نوسانات بازار ارز در کشورهای عضو اتحادیه اروپا در آستانه به تصویب رسیدن یورو
|کد مقاله||سال انتشار||مقاله انگلیسی||ترجمه فارسی||تعداد کلمات|
|14967||2004||16 صفحه PDF||سفارش دهید||4592 کلمه|
Publisher : Elsevier - Science Direct (الزویر - ساینس دایرکت)
Journal : Economic Systems, Volume 28, Issue 4, December 2004, Pages 337–352
The paper analyzes foreign exchange market volatility in four Central European EU accession countries in 2001–2003. By using a Markov regime-switching model, it identifies two regimes representing high- and low-volatility periods. The estimation results show not only that volatilities are different between the two regimes, but also that some of the cross-correlations differ. Notably, cross-correlations increase substantially for two pairs of currencies (the Hungarian forint–Polish zloty and the Czech koruna–Slovak koruna) in the high-volatility period. The paper concludes by discussing the policy implications of these findings.
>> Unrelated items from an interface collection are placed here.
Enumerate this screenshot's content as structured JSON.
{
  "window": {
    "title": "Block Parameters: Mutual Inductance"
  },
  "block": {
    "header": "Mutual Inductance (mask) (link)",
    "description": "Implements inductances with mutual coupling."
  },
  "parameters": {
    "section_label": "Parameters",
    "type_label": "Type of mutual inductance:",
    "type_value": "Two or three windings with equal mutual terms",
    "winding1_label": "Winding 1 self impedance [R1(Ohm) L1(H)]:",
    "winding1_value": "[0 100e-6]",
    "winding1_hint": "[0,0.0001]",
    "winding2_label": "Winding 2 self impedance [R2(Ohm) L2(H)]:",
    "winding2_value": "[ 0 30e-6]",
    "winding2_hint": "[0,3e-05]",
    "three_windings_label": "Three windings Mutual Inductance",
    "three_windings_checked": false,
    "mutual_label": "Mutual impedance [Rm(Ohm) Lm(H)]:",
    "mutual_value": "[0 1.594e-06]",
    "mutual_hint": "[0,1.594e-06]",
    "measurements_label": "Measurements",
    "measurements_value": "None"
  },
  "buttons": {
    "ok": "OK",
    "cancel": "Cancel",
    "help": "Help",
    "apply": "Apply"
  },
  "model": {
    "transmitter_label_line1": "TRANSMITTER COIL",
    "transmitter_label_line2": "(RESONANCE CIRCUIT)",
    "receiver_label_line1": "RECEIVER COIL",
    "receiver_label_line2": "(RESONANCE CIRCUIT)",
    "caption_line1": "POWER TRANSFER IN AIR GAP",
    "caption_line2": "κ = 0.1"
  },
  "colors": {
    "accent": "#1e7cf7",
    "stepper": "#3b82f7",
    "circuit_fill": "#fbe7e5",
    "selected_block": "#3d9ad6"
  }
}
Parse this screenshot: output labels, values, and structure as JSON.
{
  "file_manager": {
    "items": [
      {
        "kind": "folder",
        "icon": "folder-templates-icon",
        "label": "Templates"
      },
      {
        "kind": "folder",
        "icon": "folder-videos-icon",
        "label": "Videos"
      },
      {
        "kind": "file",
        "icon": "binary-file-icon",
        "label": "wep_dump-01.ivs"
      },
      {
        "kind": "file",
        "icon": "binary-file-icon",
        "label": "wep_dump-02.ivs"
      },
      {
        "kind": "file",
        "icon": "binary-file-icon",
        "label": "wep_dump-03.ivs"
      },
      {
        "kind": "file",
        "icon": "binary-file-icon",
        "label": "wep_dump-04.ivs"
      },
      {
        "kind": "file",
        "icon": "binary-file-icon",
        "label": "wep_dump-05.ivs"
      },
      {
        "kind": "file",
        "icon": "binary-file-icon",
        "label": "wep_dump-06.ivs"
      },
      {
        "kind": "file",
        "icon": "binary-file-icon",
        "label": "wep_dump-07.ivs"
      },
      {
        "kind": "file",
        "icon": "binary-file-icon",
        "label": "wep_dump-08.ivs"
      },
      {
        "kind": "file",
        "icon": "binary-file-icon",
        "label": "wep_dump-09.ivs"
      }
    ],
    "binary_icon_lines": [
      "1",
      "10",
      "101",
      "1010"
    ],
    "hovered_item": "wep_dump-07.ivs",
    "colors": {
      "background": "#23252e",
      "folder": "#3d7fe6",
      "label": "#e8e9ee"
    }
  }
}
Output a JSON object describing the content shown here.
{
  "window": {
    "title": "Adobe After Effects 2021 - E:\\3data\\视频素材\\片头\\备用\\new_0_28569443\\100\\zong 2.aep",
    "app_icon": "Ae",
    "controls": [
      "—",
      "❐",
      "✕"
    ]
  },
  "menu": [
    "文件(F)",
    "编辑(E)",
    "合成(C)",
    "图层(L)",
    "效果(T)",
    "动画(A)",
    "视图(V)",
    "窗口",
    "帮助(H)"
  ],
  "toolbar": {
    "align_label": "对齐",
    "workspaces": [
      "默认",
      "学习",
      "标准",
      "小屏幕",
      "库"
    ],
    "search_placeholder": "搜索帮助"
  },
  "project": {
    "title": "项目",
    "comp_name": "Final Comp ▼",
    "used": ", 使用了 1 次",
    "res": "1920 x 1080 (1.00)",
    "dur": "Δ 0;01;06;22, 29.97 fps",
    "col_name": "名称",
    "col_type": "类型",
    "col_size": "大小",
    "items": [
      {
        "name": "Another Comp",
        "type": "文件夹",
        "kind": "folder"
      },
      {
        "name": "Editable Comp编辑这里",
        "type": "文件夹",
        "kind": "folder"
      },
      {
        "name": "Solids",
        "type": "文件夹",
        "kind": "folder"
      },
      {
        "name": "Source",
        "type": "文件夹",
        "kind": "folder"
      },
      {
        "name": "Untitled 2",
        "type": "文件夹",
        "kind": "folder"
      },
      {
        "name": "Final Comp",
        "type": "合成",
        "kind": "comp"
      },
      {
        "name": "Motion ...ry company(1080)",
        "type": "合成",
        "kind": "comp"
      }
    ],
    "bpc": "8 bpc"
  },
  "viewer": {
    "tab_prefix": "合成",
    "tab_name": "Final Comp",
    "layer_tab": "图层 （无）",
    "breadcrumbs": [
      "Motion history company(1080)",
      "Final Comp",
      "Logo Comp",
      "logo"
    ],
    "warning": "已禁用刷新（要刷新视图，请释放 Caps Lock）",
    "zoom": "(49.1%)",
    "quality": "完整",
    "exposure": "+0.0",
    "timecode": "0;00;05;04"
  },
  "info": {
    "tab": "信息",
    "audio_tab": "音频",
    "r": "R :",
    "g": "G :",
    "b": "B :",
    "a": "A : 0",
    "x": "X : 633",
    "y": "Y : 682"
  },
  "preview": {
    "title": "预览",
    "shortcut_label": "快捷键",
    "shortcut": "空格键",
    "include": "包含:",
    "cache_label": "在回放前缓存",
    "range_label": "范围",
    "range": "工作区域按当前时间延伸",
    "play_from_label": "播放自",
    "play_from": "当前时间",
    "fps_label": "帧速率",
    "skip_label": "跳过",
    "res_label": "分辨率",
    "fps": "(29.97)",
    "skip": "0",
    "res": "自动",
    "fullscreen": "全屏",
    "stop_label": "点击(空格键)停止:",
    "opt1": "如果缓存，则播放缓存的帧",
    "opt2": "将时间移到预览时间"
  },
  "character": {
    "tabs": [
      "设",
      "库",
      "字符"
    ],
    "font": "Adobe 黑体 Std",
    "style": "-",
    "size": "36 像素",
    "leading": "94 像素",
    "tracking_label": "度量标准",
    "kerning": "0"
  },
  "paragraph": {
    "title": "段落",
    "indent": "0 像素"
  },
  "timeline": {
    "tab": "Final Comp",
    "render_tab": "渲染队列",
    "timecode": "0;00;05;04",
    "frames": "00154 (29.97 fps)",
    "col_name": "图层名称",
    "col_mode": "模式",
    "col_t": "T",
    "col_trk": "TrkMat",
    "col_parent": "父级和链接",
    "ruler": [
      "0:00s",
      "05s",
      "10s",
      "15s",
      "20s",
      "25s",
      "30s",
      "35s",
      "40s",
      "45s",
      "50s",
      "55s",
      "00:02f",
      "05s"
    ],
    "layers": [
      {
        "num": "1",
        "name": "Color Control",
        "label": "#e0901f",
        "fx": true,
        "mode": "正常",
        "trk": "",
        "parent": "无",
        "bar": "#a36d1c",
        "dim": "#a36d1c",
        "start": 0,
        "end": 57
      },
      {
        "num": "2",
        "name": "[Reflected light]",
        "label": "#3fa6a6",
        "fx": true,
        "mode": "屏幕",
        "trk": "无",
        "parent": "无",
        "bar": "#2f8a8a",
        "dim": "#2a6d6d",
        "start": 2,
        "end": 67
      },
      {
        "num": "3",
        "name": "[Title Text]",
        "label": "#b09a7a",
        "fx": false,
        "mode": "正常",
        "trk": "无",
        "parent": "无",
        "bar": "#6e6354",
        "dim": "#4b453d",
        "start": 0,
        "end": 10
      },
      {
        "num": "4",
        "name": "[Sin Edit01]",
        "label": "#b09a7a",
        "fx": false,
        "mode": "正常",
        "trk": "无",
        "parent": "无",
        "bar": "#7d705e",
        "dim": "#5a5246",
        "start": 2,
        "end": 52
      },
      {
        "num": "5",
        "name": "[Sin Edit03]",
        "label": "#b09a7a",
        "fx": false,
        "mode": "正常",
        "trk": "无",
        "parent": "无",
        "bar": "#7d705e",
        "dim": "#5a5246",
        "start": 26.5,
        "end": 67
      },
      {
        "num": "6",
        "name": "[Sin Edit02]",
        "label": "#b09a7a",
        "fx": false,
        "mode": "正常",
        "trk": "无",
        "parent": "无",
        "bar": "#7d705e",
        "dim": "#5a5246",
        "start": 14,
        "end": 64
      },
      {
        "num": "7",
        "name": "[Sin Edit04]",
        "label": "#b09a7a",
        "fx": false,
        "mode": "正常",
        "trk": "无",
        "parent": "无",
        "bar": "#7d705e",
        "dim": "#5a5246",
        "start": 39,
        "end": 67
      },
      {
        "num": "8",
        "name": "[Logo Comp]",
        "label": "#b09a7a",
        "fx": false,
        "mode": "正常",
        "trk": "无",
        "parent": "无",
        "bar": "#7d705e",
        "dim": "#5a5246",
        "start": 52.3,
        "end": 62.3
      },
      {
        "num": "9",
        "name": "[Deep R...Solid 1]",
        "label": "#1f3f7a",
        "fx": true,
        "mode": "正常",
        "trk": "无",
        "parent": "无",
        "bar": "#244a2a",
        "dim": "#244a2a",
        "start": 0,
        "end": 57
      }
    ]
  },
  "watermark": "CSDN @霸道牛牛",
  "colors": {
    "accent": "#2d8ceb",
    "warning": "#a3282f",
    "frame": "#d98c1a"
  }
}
As European Union (EU) membership in 2004 became increasingly certain and macroeconomic stabilization took hold firmly in accession countries, expectations about euro adoption changed substantially bringing about rapid nominal convergence in the lead EU accession countries (but not in the accession countries overall) while stimulating convergence trades. Nominal convergence has, however, been anything but straightforward so far in financial markets. Expectations about the time of euro adoption have changed frequently (see, e.g., Csermely, 2004), not least because of changing macroeconomic fundamentals and the unexpected turns of macroeconomic polices. As a result, market volatility has increased and spillovers among certain countries appear to have also become more frequent and stronger. While market participants and policymakers have increasingly realized this phenomenon (see, e.g., Reuters, 2003a, Reuters, 2003b, MTI, 2003 and TASR, 2003), the nature of these changes has not been analyzed in a formal way. In particular, no quantitative analysis is yet available to answer the question whether increased volatility and spillovers in certain countries and periods are due to an underlying structural change or are an inherent characteristic of these markets that has recently become more visible as market and policy shocks have become more frequent. The paper aims to shed light on this question by carrying out a statistical analysis of foreign exchange spot markets in four Central European accession countries (CEACs): the Czech and Slovak Republics, Hungary, and Poland. The sample period covers May 2001 to September 2003, when no major exchange rate regime change took place in the countries under investigation.1 We exclude the Baltic accession countries, because they continued to pursue highly fixed exchange rate regimes during this period. The paper focuses on identifying periods in foreign exchange markets with different characteristics. The empirical analysis is based on Markov regime-switching models. This methodology allows us to identify separate joint normal distributions for the exchange rates of these countries for periods in which the parameters of these distributions are significantly different. Identifying and better understanding the nature of high-volatility periods and estimating the increases in volatility (standard deviation) and spillovers to other countries (correlations among markets in different countries) will enable policymakers to formulate better policies, including those on prudential regulations, for high-volatility periods.